The response should contain all of the records, copied exactly, and none of the images.

----- Input data

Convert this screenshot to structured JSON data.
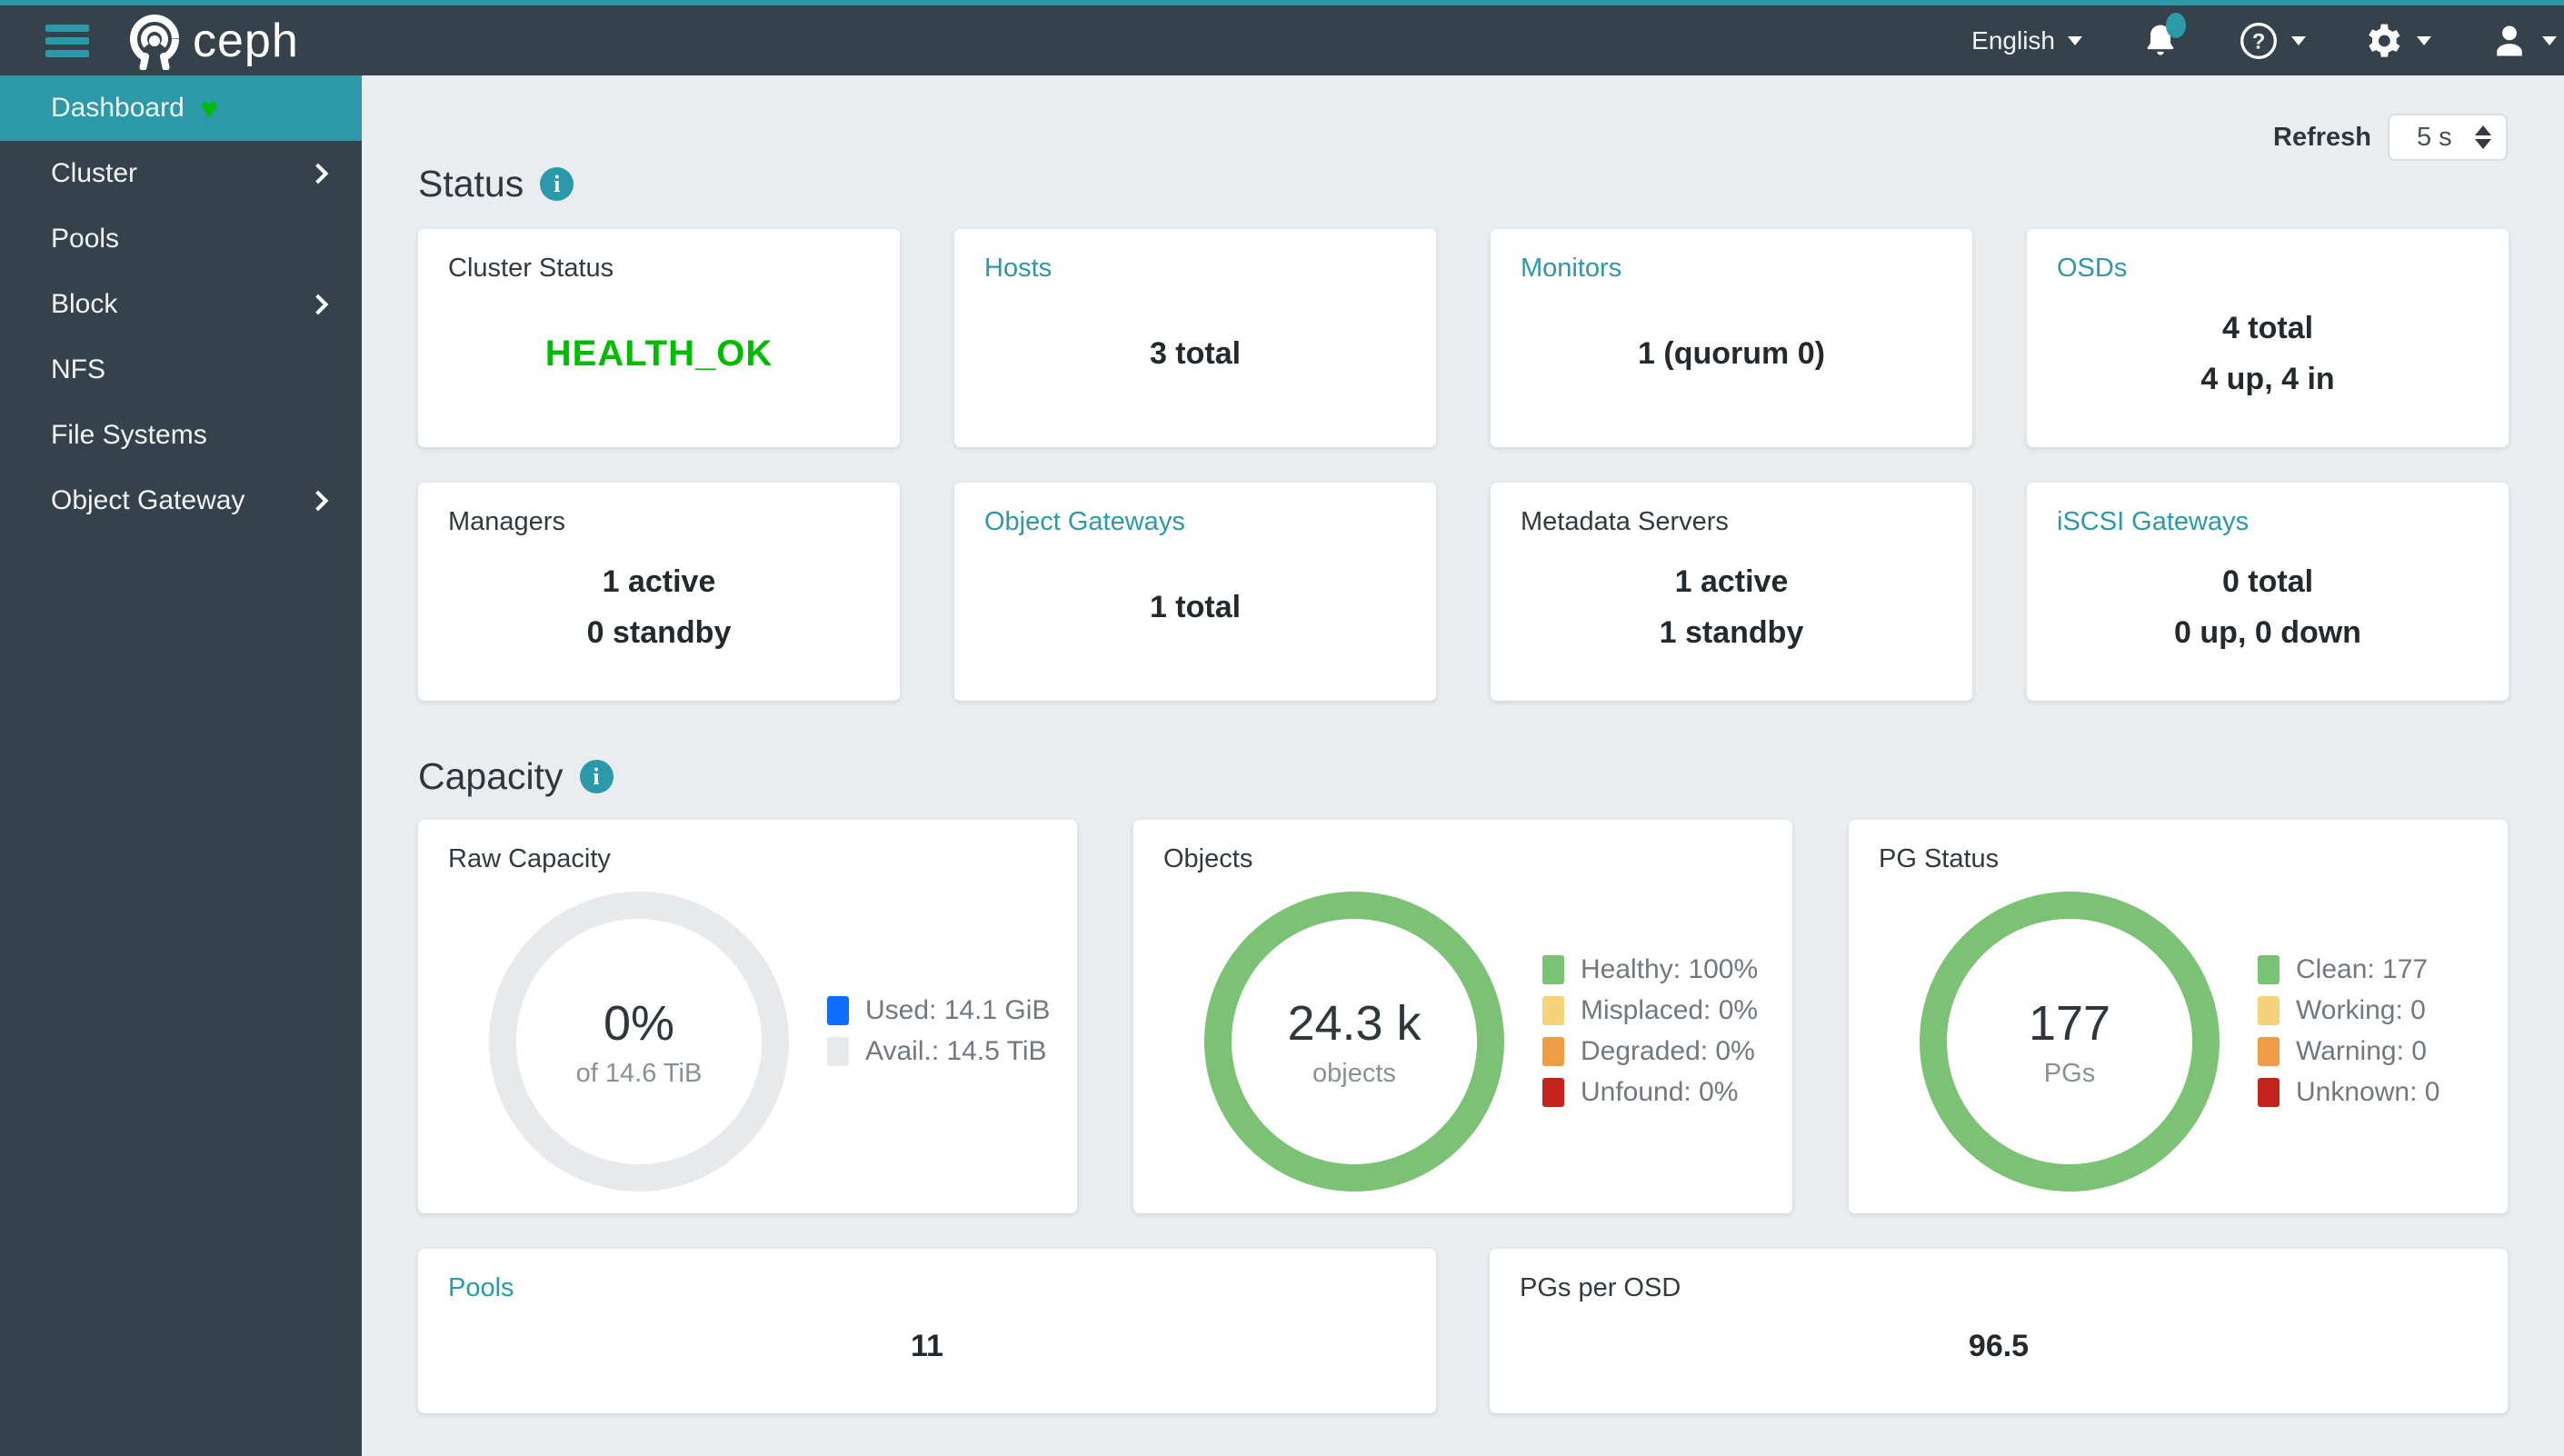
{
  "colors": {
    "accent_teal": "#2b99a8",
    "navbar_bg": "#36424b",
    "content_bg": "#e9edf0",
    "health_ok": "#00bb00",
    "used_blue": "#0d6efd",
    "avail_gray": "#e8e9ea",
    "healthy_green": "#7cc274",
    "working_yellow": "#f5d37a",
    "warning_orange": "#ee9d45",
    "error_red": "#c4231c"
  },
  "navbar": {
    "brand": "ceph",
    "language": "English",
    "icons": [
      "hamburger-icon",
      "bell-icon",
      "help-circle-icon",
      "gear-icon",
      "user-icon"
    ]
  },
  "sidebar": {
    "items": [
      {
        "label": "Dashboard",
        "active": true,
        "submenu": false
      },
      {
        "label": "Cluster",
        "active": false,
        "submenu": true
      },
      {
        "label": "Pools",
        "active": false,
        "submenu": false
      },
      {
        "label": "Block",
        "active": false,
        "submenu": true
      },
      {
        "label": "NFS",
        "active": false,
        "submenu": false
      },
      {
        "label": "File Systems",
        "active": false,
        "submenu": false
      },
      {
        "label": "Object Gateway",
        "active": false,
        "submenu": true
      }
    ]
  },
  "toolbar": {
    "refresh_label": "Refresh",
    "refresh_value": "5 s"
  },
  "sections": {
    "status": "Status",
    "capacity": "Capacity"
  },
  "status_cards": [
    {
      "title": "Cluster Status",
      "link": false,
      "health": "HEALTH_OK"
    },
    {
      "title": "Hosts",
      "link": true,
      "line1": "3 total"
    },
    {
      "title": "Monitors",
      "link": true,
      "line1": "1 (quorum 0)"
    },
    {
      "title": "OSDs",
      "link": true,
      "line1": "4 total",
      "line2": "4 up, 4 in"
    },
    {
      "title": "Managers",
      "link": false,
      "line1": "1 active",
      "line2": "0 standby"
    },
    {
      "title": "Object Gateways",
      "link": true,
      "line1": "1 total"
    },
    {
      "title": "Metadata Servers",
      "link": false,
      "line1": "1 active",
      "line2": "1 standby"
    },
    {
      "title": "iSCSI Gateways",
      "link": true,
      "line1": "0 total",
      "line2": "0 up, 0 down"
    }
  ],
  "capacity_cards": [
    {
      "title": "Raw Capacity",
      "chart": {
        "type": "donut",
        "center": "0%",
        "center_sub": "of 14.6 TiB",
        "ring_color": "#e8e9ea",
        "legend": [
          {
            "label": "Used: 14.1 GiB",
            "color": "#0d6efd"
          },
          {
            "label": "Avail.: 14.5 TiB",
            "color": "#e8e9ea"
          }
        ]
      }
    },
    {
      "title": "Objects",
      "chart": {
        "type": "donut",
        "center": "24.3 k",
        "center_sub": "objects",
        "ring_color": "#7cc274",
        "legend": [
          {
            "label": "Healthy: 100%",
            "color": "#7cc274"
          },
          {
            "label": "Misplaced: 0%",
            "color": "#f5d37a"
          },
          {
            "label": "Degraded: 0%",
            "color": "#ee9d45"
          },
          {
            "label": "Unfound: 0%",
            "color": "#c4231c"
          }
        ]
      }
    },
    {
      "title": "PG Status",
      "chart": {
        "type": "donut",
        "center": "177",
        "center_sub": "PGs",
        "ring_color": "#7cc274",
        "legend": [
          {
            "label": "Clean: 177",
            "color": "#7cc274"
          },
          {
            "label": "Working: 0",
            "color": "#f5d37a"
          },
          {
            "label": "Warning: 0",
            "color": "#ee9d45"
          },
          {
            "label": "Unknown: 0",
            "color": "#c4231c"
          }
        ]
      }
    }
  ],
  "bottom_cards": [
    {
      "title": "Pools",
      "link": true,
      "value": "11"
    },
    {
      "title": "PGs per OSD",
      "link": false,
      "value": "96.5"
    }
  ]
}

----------

(Answer to this task)
Convert this screenshot to structured JSON data.
{
  "colors": {
    "accent_teal": "#2b99a8",
    "navbar_bg": "#36424b",
    "content_bg": "#e9edf0",
    "health_ok": "#00bb00",
    "used_blue": "#0d6efd",
    "avail_gray": "#e8e9ea",
    "healthy_green": "#7cc274",
    "working_yellow": "#f5d37a",
    "warning_orange": "#ee9d45",
    "error_red": "#c4231c"
  },
  "navbar": {
    "brand": "ceph",
    "language": "English",
    "icons": [
      "hamburger-icon",
      "bell-icon",
      "help-circle-icon",
      "gear-icon",
      "user-icon"
    ]
  },
  "sidebar": {
    "items": [
      {
        "label": "Dashboard",
        "active": true,
        "submenu": false
      },
      {
        "label": "Cluster",
        "active": false,
        "submenu": true
      },
      {
        "label": "Pools",
        "active": false,
        "submenu": false
      },
      {
        "label": "Block",
        "active": false,
        "submenu": true
      },
      {
        "label": "NFS",
        "active": false,
        "submenu": false
      },
      {
        "label": "File Systems",
        "active": false,
        "submenu": false
      },
      {
        "label": "Object Gateway",
        "active": false,
        "submenu": true
      }
    ]
  },
  "toolbar": {
    "refresh_label": "Refresh",
    "refresh_value": "5 s"
  },
  "sections": {
    "status": "Status",
    "capacity": "Capacity"
  },
  "status_cards": [
    {
      "title": "Cluster Status",
      "link": false,
      "health": "HEALTH_OK"
    },
    {
      "title": "Hosts",
      "link": true,
      "line1": "3 total"
    },
    {
      "title": "Monitors",
      "link": true,
      "line1": "1 (quorum 0)"
    },
    {
      "title": "OSDs",
      "link": true,
      "line1": "4 total",
      "line2": "4 up, 4 in"
    },
    {
      "title": "Managers",
      "link": false,
      "line1": "1 active",
      "line2": "0 standby"
    },
    {
      "title": "Object Gateways",
      "link": true,
      "line1": "1 total"
    },
    {
      "title": "Metadata Servers",
      "link": false,
      "line1": "1 active",
      "line2": "1 standby"
    },
    {
      "title": "iSCSI Gateways",
      "link": true,
      "line1": "0 total",
      "line2": "0 up, 0 down"
    }
  ],
  "capacity_cards": [
    {
      "title": "Raw Capacity",
      "chart": {
        "type": "donut",
        "center": "0%",
        "center_sub": "of 14.6 TiB",
        "ring_color": "#e8e9ea",
        "legend": [
          {
            "label": "Used: 14.1 GiB",
            "color": "#0d6efd"
          },
          {
            "label": "Avail.: 14.5 TiB",
            "color": "#e8e9ea"
          }
        ]
      }
    },
    {
      "title": "Objects",
      "chart": {
        "type": "donut",
        "center": "24.3 k",
        "center_sub": "objects",
        "ring_color": "#7cc274",
        "legend": [
          {
            "label": "Healthy: 100%",
            "color": "#7cc274"
          },
          {
            "label": "Misplaced: 0%",
            "color": "#f5d37a"
          },
          {
            "label": "Degraded: 0%",
            "color": "#ee9d45"
          },
          {
            "label": "Unfound: 0%",
            "color": "#c4231c"
          }
        ]
      }
    },
    {
      "title": "PG Status",
      "chart": {
        "type": "donut",
        "center": "177",
        "center_sub": "PGs",
        "ring_color": "#7cc274",
        "legend": [
          {
            "label": "Clean: 177",
            "color": "#7cc274"
          },
          {
            "label": "Working: 0",
            "color": "#f5d37a"
          },
          {
            "label": "Warning: 0",
            "color": "#ee9d45"
          },
          {
            "label": "Unknown: 0",
            "color": "#c4231c"
          }
        ]
      }
    }
  ],
  "bottom_cards": [
    {
      "title": "Pools",
      "link": true,
      "value": "11"
    },
    {
      "title": "PGs per OSD",
      "link": false,
      "value": "96.5"
    }
  ]
}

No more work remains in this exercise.